"Massachusetts" (Parts Unknown S4:E7)
Perhaps even more so than Bourdainís homecoming in his New Jersey episode, "Massachusetts," provides illuminating background details on the host, who spent summers in Provincetown in early adulthood. The show opened with the place he bought his first bag of heroin, and dealt with the opioid epidemic ravaging the country.
More: Our review: Anthony Bourdain's 'Kitchen Confidential' captured restaurants' demented glory
"Saudi Arabia," "Philippines," "Buffalo/Baltimore/Detroit," "Thailand" (No Reservations S4:E13, S5: E 7,13, 16)
Never a fan of cheesy gimmicks , Bourdain was reluctantly cajoled by Travel Channel producers to stage a contest for viewers, who made submissions vying to travel with the host to a location of their choosing. Despite Bourdainís constant snickering, the contest yielded four deserving finalists and memorable episodes.
The winner, Danya , challenged Bourdain to visit Saudi Arabia, a country she argued was misunderstood by the West and proved has much to offer.
Another finalist, Augusto, won over Bourdain and earned a trip to the Philippines with promises of lechon (roasted pork, a Bourdain weakness). The episode gave a genuine look at an American trying to connect with his cultural heritage after never living in his country of origin.
Eric, a Muay Thai and mixed martial arts fighter, didnít have a hard sell on Thailand. The episode provided an interesting look at an American trying to break into the traditional sport.

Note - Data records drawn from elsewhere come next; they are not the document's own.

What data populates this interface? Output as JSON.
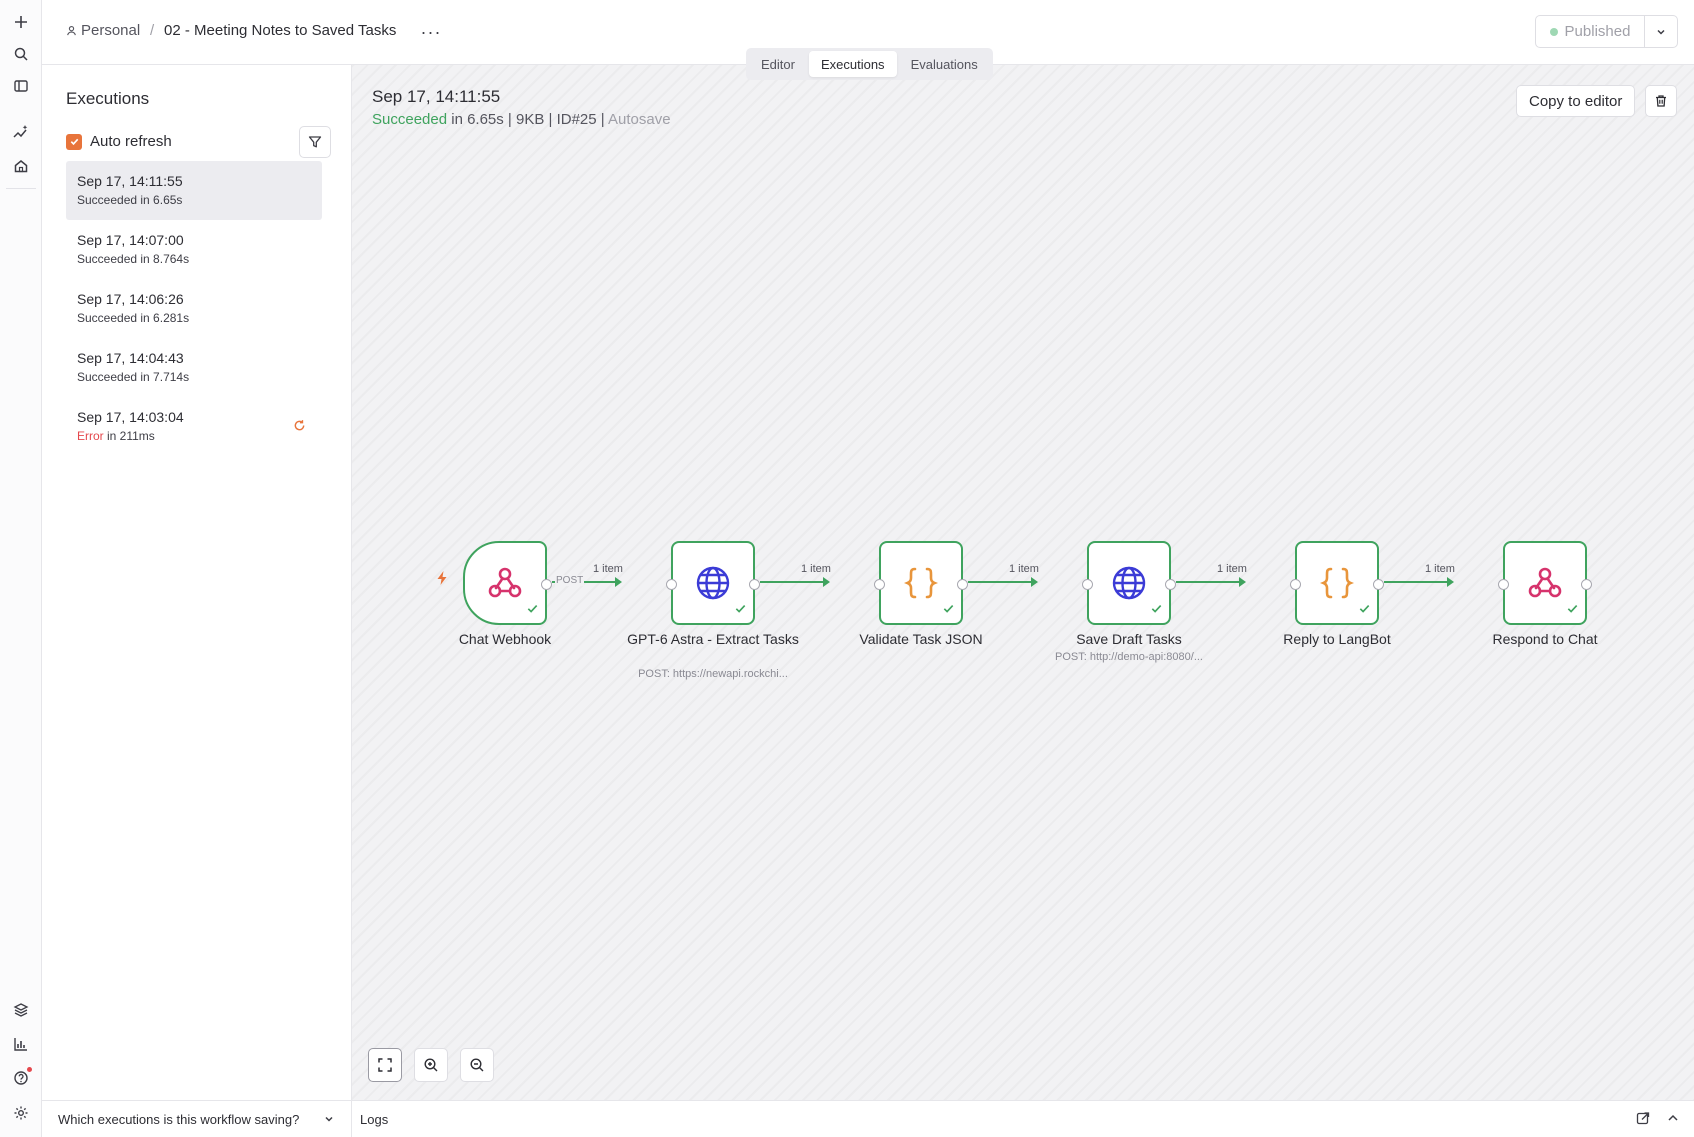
{
  "header": {
    "project": "Personal",
    "separator": "/",
    "workflow_title": "02 - Meeting Notes to Saved Tasks",
    "more": "···",
    "publish_label": "Published"
  },
  "tabs": [
    {
      "label": "Editor",
      "active": false
    },
    {
      "label": "Executions",
      "active": true
    },
    {
      "label": "Evaluations",
      "active": false
    }
  ],
  "executions": {
    "heading": "Executions",
    "auto_refresh_label": "Auto refresh",
    "auto_refresh_checked": true,
    "items": [
      {
        "time": "Sep 17, 14:11:55",
        "status_word": "Succeeded",
        "status_rest": " in 6.65s",
        "selected": true
      },
      {
        "time": "Sep 17, 14:07:00",
        "status_word": "Succeeded",
        "status_rest": " in 8.764s",
        "selected": false
      },
      {
        "time": "Sep 17, 14:06:26",
        "status_word": "Succeeded",
        "status_rest": " in 6.281s",
        "selected": false
      },
      {
        "time": "Sep 17, 14:04:43",
        "status_word": "Succeeded",
        "status_rest": " in 7.714s",
        "selected": false
      },
      {
        "time": "Sep 17, 14:03:04",
        "status_word": "Error",
        "status_rest": " in 211ms",
        "selected": false
      }
    ],
    "footer_question": "Which executions is this workflow saving?"
  },
  "detail": {
    "title": "Sep 17, 14:11:55",
    "status": "Succeeded",
    "meta": " in 6.65s | 9KB | ID#25 | ",
    "mode": "Autosave",
    "copy_label": "Copy to editor"
  },
  "workflow": {
    "nodes": [
      {
        "name": "Chat Webhook",
        "icon": "webhook-icon",
        "subtitle": ""
      },
      {
        "name": "GPT-6 Astra - Extract Tasks",
        "icon": "globe-icon",
        "subtitle": "POST: https://newapi.rockchi..."
      },
      {
        "name": "Validate Task JSON",
        "icon": "braces-icon",
        "subtitle": ""
      },
      {
        "name": "Save Draft Tasks",
        "icon": "globe-icon",
        "subtitle": "POST: http://demo-api:8080/..."
      },
      {
        "name": "Reply to LangBot",
        "icon": "braces-icon",
        "subtitle": ""
      },
      {
        "name": "Respond to Chat",
        "icon": "webhook-icon",
        "subtitle": ""
      }
    ],
    "edges": [
      "1 item",
      "1 item",
      "1 item",
      "1 item",
      "1 item"
    ],
    "trigger_method": "POST"
  },
  "logs": {
    "label": "Logs"
  },
  "colors": {
    "accent": "#e8743b",
    "success": "#3fa35e",
    "error": "#e5484d",
    "webhook": "#d6336c",
    "globe": "#3b3bd6",
    "braces": "#e8953b"
  }
}
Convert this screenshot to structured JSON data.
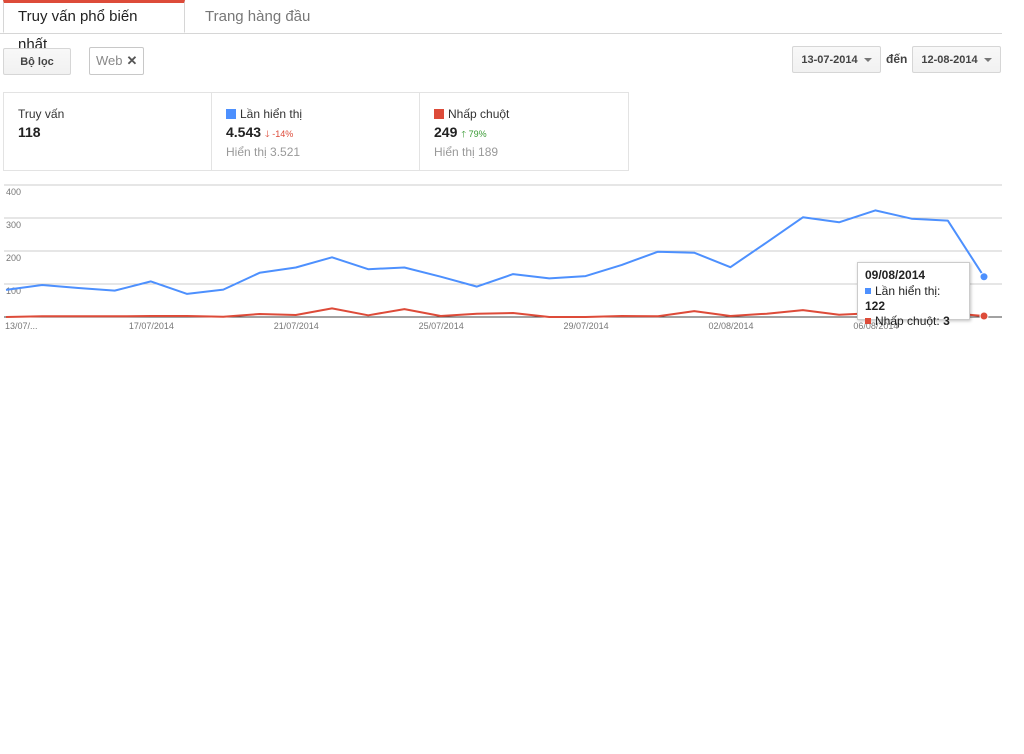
{
  "tabs": [
    {
      "label": "Truy vấn phổ biến nhất",
      "active": true
    },
    {
      "label": "Trang hàng đầu",
      "active": false
    }
  ],
  "toolbar": {
    "filter_label": "Bộ lọc",
    "chip_label": "Web",
    "chip_close": "✕",
    "date_from": "13-07-2014",
    "to_label": "đến",
    "date_to": "12-08-2014"
  },
  "stats": {
    "queries": {
      "label": "Truy vấn",
      "value": "118"
    },
    "impressions": {
      "label": "Lần hiển thị",
      "value": "4.543",
      "change": "-14%",
      "arrow": "🡓",
      "sub": "Hiển thị 3.521",
      "color": "#4d90fe"
    },
    "clicks": {
      "label": "Nhấp chuột",
      "value": "249",
      "change": "79%",
      "arrow": "🡑",
      "sub": "Hiển thị 189",
      "color": "#dd4b39"
    }
  },
  "chart_data": {
    "type": "line",
    "y_ticks": [
      "400",
      "300",
      "200",
      "100"
    ],
    "ylim": [
      0,
      400
    ],
    "x_labels": [
      "13/07/...",
      "17/07/2014",
      "21/07/2014",
      "25/07/2014",
      "29/07/2014",
      "02/08/2014",
      "06/08/2014"
    ],
    "x_label_index": [
      0,
      4,
      8,
      12,
      16,
      20,
      24
    ],
    "series": [
      {
        "name": "Lần hiển thị",
        "color": "#4d90fe",
        "values": [
          82,
          97,
          88,
          80,
          108,
          70,
          83,
          134,
          150,
          181,
          145,
          150,
          122,
          92,
          130,
          117,
          124,
          158,
          198,
          195,
          151,
          226,
          302,
          287,
          323,
          298,
          292,
          122
        ]
      },
      {
        "name": "Nhấp chuột",
        "color": "#dd4b39",
        "values": [
          0,
          2,
          2,
          2,
          3,
          3,
          1,
          9,
          6,
          26,
          5,
          24,
          3,
          10,
          12,
          0,
          0,
          3,
          2,
          18,
          3,
          10,
          21,
          7,
          12,
          14,
          12,
          3
        ]
      }
    ]
  },
  "tooltip": {
    "date": "09/08/2014",
    "impressions_label": "Lần hiển thị:",
    "impressions_value": "122",
    "clicks_label": "Nhấp chuột:",
    "clicks_value": "3"
  }
}
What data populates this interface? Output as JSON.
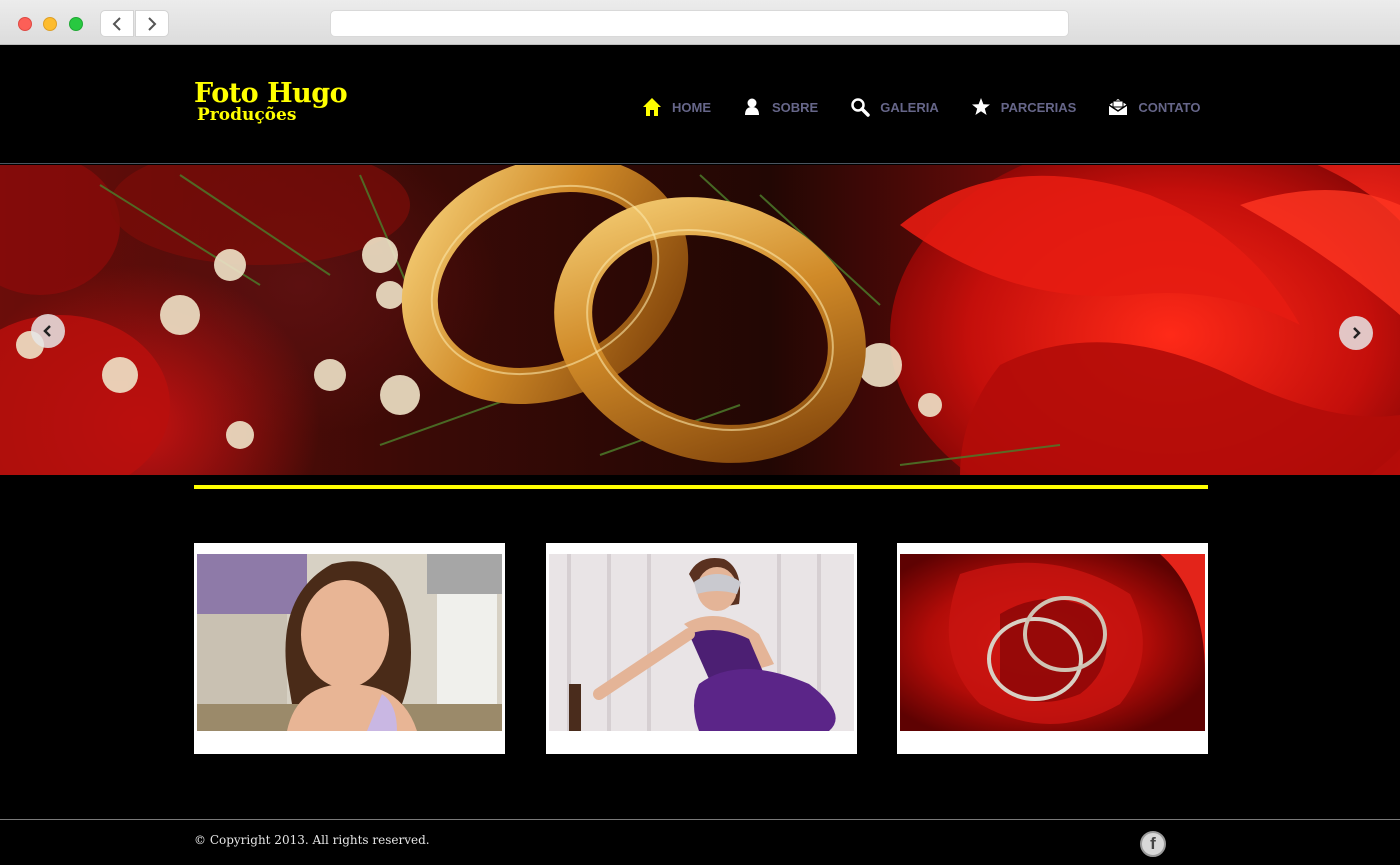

The Buffalo/Baltimore/Detroit episode, with finalist Nelson, a musician from Buffalo, was peak Bourdain. The host had a love for blue collar cities, and a knack at showcasing their hidden beauty.